One organisation that has perhaps approached this holiday season with trepidation rather than anticipation is the Royal National Lifeboat Institute. This time last year – when it had just Easter and May Day to contend with, not a royal wedding, too – the charity launched its lifeboats 126 times to go to the aid of leisure boats, rescuing 178 people. And its lifeguards helped out 120 people who got into difficulties on the UK's beaches.
Ross Macleod is the man at the RNLI charged with looking after beach safety. He says: "[Our] advice is to choose a lifeguarded beach and swim between the red and yellow flags." (You can find out the nearest beach to where you'll be that's attended by a lifeguard at goodbeachguide.co.uk.)

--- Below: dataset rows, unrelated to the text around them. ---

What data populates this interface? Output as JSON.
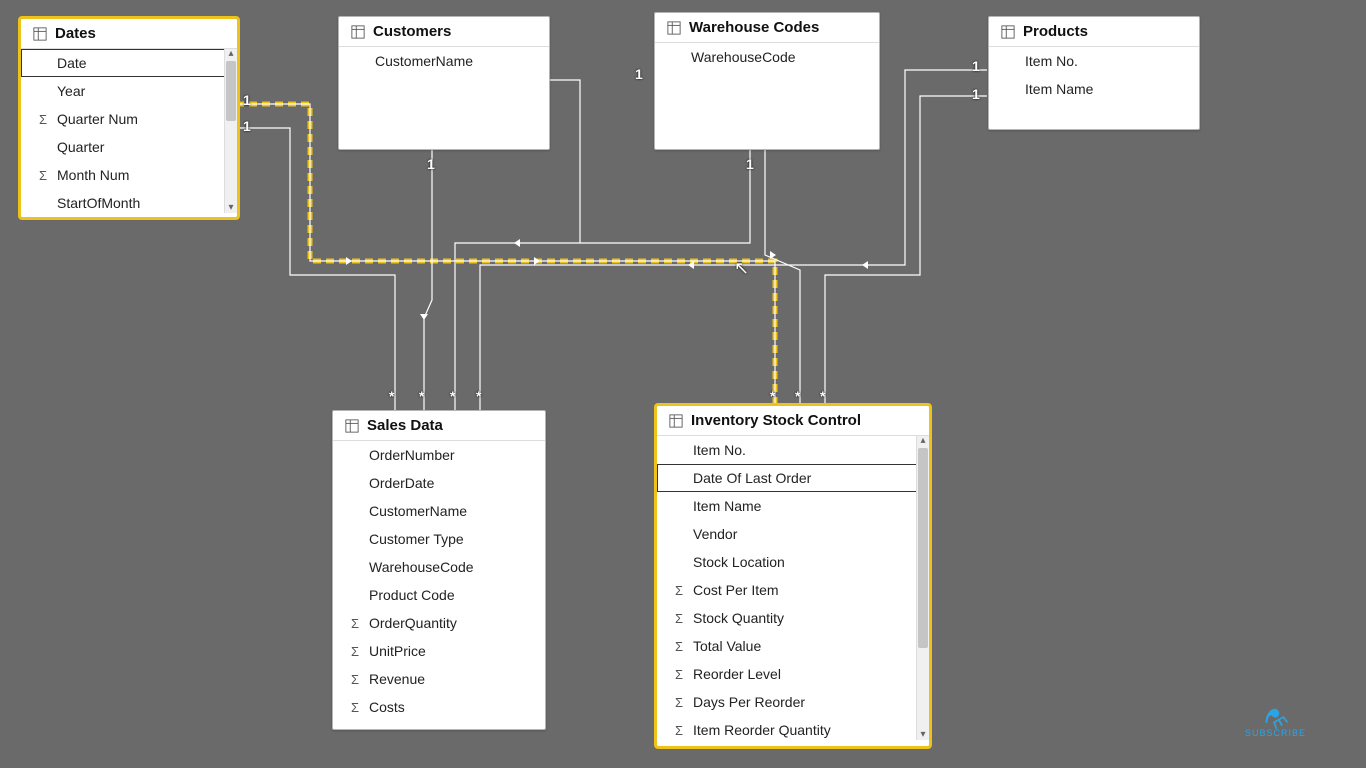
{
  "tables": {
    "dates": {
      "title": "Dates",
      "fields": [
        {
          "name": "Date",
          "agg": false,
          "selected": true
        },
        {
          "name": "Year",
          "agg": false
        },
        {
          "name": "Quarter Num",
          "agg": true
        },
        {
          "name": "Quarter",
          "agg": false
        },
        {
          "name": "Month Num",
          "agg": true
        },
        {
          "name": "StartOfMonth",
          "agg": false
        }
      ]
    },
    "customers": {
      "title": "Customers",
      "fields": [
        {
          "name": "CustomerName",
          "agg": false
        }
      ]
    },
    "warehouse": {
      "title": "Warehouse Codes",
      "fields": [
        {
          "name": "WarehouseCode",
          "agg": false
        }
      ]
    },
    "products": {
      "title": "Products",
      "fields": [
        {
          "name": "Item No.",
          "agg": false
        },
        {
          "name": "Item Name",
          "agg": false
        }
      ]
    },
    "sales": {
      "title": "Sales Data",
      "fields": [
        {
          "name": "OrderNumber",
          "agg": false
        },
        {
          "name": "OrderDate",
          "agg": false
        },
        {
          "name": "CustomerName",
          "agg": false
        },
        {
          "name": "Customer Type",
          "agg": false
        },
        {
          "name": "WarehouseCode",
          "agg": false
        },
        {
          "name": "Product Code",
          "agg": false
        },
        {
          "name": "OrderQuantity",
          "agg": true
        },
        {
          "name": "UnitPrice",
          "agg": true
        },
        {
          "name": "Revenue",
          "agg": true
        },
        {
          "name": "Costs",
          "agg": true
        }
      ]
    },
    "inventory": {
      "title": "Inventory Stock Control",
      "fields": [
        {
          "name": "Item No.",
          "agg": false
        },
        {
          "name": "Date Of Last Order",
          "agg": false,
          "selected": true
        },
        {
          "name": "Item Name",
          "agg": false
        },
        {
          "name": "Vendor",
          "agg": false
        },
        {
          "name": "Stock Location",
          "agg": false
        },
        {
          "name": "Cost Per Item",
          "agg": true
        },
        {
          "name": "Stock Quantity",
          "agg": true
        },
        {
          "name": "Total Value",
          "agg": true
        },
        {
          "name": "Reorder Level",
          "agg": true
        },
        {
          "name": "Days Per Reorder",
          "agg": true
        },
        {
          "name": "Item Reorder Quantity",
          "agg": true
        }
      ]
    }
  },
  "cardinality": {
    "dates_sales": "1",
    "dates_inv": "1",
    "customers_sales": "1",
    "warehouse_sales": "1",
    "warehouse_inv": "1",
    "products_sales": "1",
    "products_inv": "1",
    "many": "*"
  },
  "subscribe": "SUBSCRIBE"
}
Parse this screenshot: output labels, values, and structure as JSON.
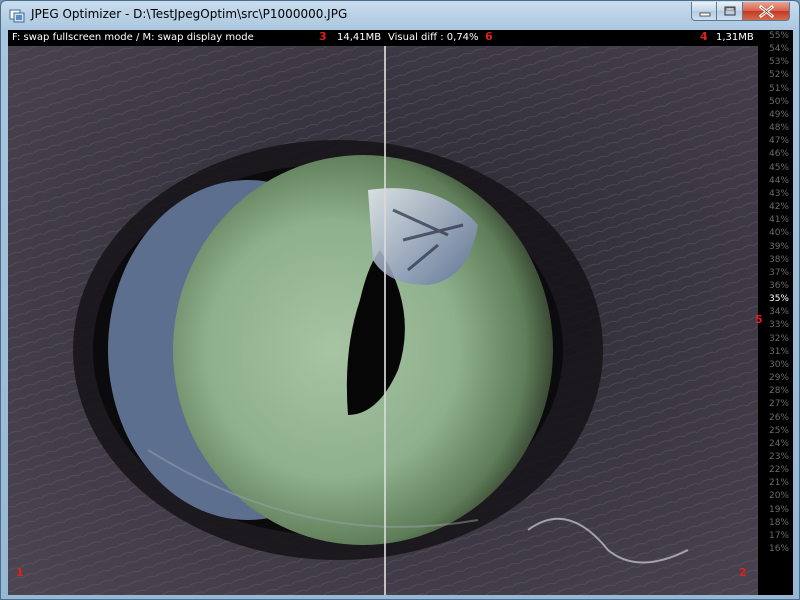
{
  "window": {
    "title": "JPEG Optimizer - D:\\TestJpegOptim\\src\\P1000000.JPG"
  },
  "toolbar": {
    "hint": "F: swap fullscreen mode / M: swap display mode",
    "marker3": "3",
    "original_size": "14,41MB",
    "visual_diff": "Visual diff : 0,74%",
    "marker6": "6",
    "marker4": "4",
    "optimized_size": "1,31MB"
  },
  "quality_scale": {
    "marker5": "5",
    "selected": "35%",
    "ticks": [
      "55%",
      "54%",
      "53%",
      "52%",
      "51%",
      "50%",
      "49%",
      "48%",
      "47%",
      "46%",
      "45%",
      "44%",
      "43%",
      "42%",
      "41%",
      "40%",
      "39%",
      "38%",
      "37%",
      "36%",
      "35%",
      "34%",
      "33%",
      "32%",
      "31%",
      "30%",
      "29%",
      "28%",
      "27%",
      "26%",
      "25%",
      "24%",
      "23%",
      "22%",
      "21%",
      "20%",
      "19%",
      "18%",
      "17%",
      "16%"
    ]
  },
  "image_view": {
    "marker1": "1",
    "marker2": "2"
  },
  "colors": {
    "marker": "#e0201a",
    "tick_inactive": "#6c6c6c",
    "tick_selected": "#ffffff",
    "fur": "#3a3640",
    "iris": "#8fb08e"
  },
  "icons": {
    "app": "app-window-icon",
    "minimize": "minimize-icon",
    "maximize": "maximize-icon",
    "close": "close-icon"
  }
}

But if you aren't near a lifeguarded beach, Macleod advises that you find out about the beach you'll be visiting before you go – check the weather and tide times at least – and pay attention to any signs at the beach entrance. "By following this basic advice, we hope people will have a great time but stay safe as well," he says.
Peter Chennel, sea safety manager for the RNLI, adds some cautionary words for sailors: "Check your boat, service the engine and carry spares. But accidents can happen to anyone, no matter how experienced, so make sure you have a means of calling for help and ensure your lifejacket and its gas bottles are in good condition."
This timely and useful advice may seem obvious, but the RNLI's experience shows that year after year, applying a little common sense could be the difference between life or death.
For more useful information from the RNLI, check out the relevant pages on its website – rnli.org.uk/beachsafety and rnli.org.uk/seasafety.
I've just returned from Jersey (of which more in a future article on these pages). Now, as any schoolboy/girl knows, Jersey may be in the British Isles but its banknotes aren't generally accepted on the British mainland. Hence, when my friend went to buy a couple of coffees at the airport on departure, she was keen to use up her Jersey pounds and asked if the waitress would give her change in Bank of England notes, so that she could use them back home. The answer was a flat no. My friend offered to pay on her debit card. Another no. In despair, she explained she would have to cancel the order. Hey presto, the problem was solved, the coffees served and the change returned in sterling. Shame.